Dataset records ::
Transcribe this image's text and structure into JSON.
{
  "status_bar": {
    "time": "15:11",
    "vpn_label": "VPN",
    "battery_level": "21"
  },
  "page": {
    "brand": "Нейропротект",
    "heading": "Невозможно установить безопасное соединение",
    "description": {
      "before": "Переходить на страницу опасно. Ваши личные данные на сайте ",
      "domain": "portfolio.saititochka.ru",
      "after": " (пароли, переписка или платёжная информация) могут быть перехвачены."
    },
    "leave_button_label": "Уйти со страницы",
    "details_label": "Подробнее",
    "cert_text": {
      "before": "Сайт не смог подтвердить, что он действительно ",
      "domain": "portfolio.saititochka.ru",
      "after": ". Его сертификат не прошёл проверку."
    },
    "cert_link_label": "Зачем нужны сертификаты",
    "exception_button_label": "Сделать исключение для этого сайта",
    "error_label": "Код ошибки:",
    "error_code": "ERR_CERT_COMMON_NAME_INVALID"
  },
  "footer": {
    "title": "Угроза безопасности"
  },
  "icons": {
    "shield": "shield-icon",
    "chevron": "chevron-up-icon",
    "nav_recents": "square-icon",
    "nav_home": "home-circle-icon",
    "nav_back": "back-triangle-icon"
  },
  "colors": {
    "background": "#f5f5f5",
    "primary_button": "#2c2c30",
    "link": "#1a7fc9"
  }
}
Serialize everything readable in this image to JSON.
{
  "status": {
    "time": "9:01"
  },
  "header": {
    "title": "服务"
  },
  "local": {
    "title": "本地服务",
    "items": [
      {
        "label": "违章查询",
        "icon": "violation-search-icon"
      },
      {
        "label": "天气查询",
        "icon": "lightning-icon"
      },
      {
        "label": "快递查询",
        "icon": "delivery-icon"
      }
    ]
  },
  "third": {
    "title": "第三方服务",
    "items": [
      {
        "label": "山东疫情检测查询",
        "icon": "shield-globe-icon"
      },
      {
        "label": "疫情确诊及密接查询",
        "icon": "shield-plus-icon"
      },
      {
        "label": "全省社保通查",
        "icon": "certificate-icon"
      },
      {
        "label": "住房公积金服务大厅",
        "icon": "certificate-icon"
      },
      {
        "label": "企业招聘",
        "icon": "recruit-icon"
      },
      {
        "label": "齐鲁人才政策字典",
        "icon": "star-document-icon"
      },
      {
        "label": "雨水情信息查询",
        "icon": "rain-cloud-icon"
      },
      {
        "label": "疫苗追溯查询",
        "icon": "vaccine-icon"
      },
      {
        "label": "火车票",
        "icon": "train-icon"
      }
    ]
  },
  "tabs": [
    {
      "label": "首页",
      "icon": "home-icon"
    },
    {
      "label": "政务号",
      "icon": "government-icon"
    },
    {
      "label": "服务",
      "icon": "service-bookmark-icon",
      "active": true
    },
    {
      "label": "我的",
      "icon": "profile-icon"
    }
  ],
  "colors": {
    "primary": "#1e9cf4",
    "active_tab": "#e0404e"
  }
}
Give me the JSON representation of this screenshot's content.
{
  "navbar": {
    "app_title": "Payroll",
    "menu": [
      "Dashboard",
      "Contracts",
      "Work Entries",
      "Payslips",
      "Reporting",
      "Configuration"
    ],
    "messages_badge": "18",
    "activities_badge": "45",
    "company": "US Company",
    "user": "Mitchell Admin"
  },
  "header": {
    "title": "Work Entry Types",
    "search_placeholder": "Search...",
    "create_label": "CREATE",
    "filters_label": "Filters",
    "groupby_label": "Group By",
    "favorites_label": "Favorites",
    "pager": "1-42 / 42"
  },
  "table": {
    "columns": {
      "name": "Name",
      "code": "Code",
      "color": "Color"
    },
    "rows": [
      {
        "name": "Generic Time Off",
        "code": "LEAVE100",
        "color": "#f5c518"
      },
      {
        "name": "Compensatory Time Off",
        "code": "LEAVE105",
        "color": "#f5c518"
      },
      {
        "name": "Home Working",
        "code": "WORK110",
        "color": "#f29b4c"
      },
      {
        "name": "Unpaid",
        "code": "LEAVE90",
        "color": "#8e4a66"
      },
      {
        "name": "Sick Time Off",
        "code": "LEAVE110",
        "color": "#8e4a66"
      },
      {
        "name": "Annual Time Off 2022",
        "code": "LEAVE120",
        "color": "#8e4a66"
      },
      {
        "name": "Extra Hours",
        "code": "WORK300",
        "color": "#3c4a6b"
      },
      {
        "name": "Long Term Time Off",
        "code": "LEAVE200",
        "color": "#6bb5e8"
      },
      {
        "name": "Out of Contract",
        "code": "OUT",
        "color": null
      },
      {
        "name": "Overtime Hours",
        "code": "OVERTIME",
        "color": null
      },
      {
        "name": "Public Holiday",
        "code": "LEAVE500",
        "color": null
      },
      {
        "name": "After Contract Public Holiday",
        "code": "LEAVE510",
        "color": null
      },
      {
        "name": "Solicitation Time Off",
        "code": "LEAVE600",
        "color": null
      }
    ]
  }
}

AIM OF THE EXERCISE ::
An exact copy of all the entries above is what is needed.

RESULT OF THIS TASK ::
Transcribe this image's text and structure into JSON.
{
  "status_bar": {
    "time": "15:11",
    "vpn_label": "VPN",
    "battery_level": "21"
  },
  "page": {
    "brand": "Нейропротект",
    "heading": "Невозможно установить безопасное соединение",
    "description": {
      "before": "Переходить на страницу опасно. Ваши личные данные на сайте ",
      "domain": "portfolio.saititochka.ru",
      "after": " (пароли, переписка или платёжная информация) могут быть перехвачены."
    },
    "leave_button_label": "Уйти со страницы",
    "details_label": "Подробнее",
    "cert_text": {
      "before": "Сайт не смог подтвердить, что он действительно ",
      "domain": "portfolio.saititochka.ru",
      "after": ". Его сертификат не прошёл проверку."
    },
    "cert_link_label": "Зачем нужны сертификаты",
    "exception_button_label": "Сделать исключение для этого сайта",
    "error_label": "Код ошибки:",
    "error_code": "ERR_CERT_COMMON_NAME_INVALID"
  },
  "footer": {
    "title": "Угроза безопасности"
  },
  "icons": {
    "shield": "shield-icon",
    "chevron": "chevron-up-icon",
    "nav_recents": "square-icon",
    "nav_home": "home-circle-icon",
    "nav_back": "back-triangle-icon"
  },
  "colors": {
    "background": "#f5f5f5",
    "primary_button": "#2c2c30",
    "link": "#1a7fc9"
  }
}
Serialize everything readable in this image to JSON.
{
  "status": {
    "time": "9:01"
  },
  "header": {
    "title": "服务"
  },
  "local": {
    "title": "本地服务",
    "items": [
      {
        "label": "违章查询",
        "icon": "violation-search-icon"
      },
      {
        "label": "天气查询",
        "icon": "lightning-icon"
      },
      {
        "label": "快递查询",
        "icon": "delivery-icon"
      }
    ]
  },
  "third": {
    "title": "第三方服务",
    "items": [
      {
        "label": "山东疫情检测查询",
        "icon": "shield-globe-icon"
      },
      {
        "label": "疫情确诊及密接查询",
        "icon": "shield-plus-icon"
      },
      {
        "label": "全省社保通查",
        "icon": "certificate-icon"
      },
      {
        "label": "住房公积金服务大厅",
        "icon": "certificate-icon"
      },
      {
        "label": "企业招聘",
        "icon": "recruit-icon"
      },
      {
        "label": "齐鲁人才政策字典",
        "icon": "star-document-icon"
      },
      {
        "label": "雨水情信息查询",
        "icon": "rain-cloud-icon"
      },
      {
        "label": "疫苗追溯查询",
        "icon": "vaccine-icon"
      },
      {
        "label": "火车票",
        "icon": "train-icon"
      }
    ]
  },
  "tabs": [
    {
      "label": "首页",
      "icon": "home-icon"
    },
    {
      "label": "政务号",
      "icon": "government-icon"
    },
    {
      "label": "服务",
      "icon": "service-bookmark-icon",
      "active": true
    },
    {
      "label": "我的",
      "icon": "profile-icon"
    }
  ],
  "colors": {
    "primary": "#1e9cf4",
    "active_tab": "#e0404e"
  }
}
Give me the JSON representation of this screenshot's content.
{
  "navbar": {
    "app_title": "Payroll",
    "menu": [
      "Dashboard",
      "Contracts",
      "Work Entries",
      "Payslips",
      "Reporting",
      "Configuration"
    ],
    "messages_badge": "18",
    "activities_badge": "45",
    "company": "US Company",
    "user": "Mitchell Admin"
  },
  "header": {
    "title": "Work Entry Types",
    "search_placeholder": "Search...",
    "create_label": "CREATE",
    "filters_label": "Filters",
    "groupby_label": "Group By",
    "favorites_label": "Favorites",
    "pager": "1-42 / 42"
  },
  "table": {
    "columns": {
      "name": "Name",
      "code": "Code",
      "color": "Color"
    },
    "rows": [
      {
        "name": "Generic Time Off",
        "code": "LEAVE100",
        "color": "#f5c518"
      },
      {
        "name": "Compensatory Time Off",
        "code": "LEAVE105",
        "color": "#f5c518"
      },
      {
        "name": "Home Working",
        "code": "WORK110",
        "color": "#f29b4c"
      },
      {
        "name": "Unpaid",
        "code": "LEAVE90",
        "color": "#8e4a66"
      },
      {
        "name": "Sick Time Off",
        "code": "LEAVE110",
        "color": "#8e4a66"
      },
      {
        "name": "Annual Time Off 2022",
        "code": "LEAVE120",
        "color": "#8e4a66"
      },
      {
        "name": "Extra Hours",
        "code": "WORK300",
        "color": "#3c4a6b"
      },
      {
        "name": "Long Term Time Off",
        "code": "LEAVE200",
        "color": "#6bb5e8"
      },
      {
        "name": "Out of Contract",
        "code": "OUT",
        "color": null
      },
      {
        "name": "Overtime Hours",
        "code": "OVERTIME",
        "color": null
      },
      {
        "name": "Public Holiday",
        "code": "LEAVE500",
        "color": null
      },
      {
        "name": "After Contract Public Holiday",
        "code": "LEAVE510",
        "color": null
      },
      {
        "name": "Solicitation Time Off",
        "code": "LEAVE600",
        "color": null
      }
    ]
  }
}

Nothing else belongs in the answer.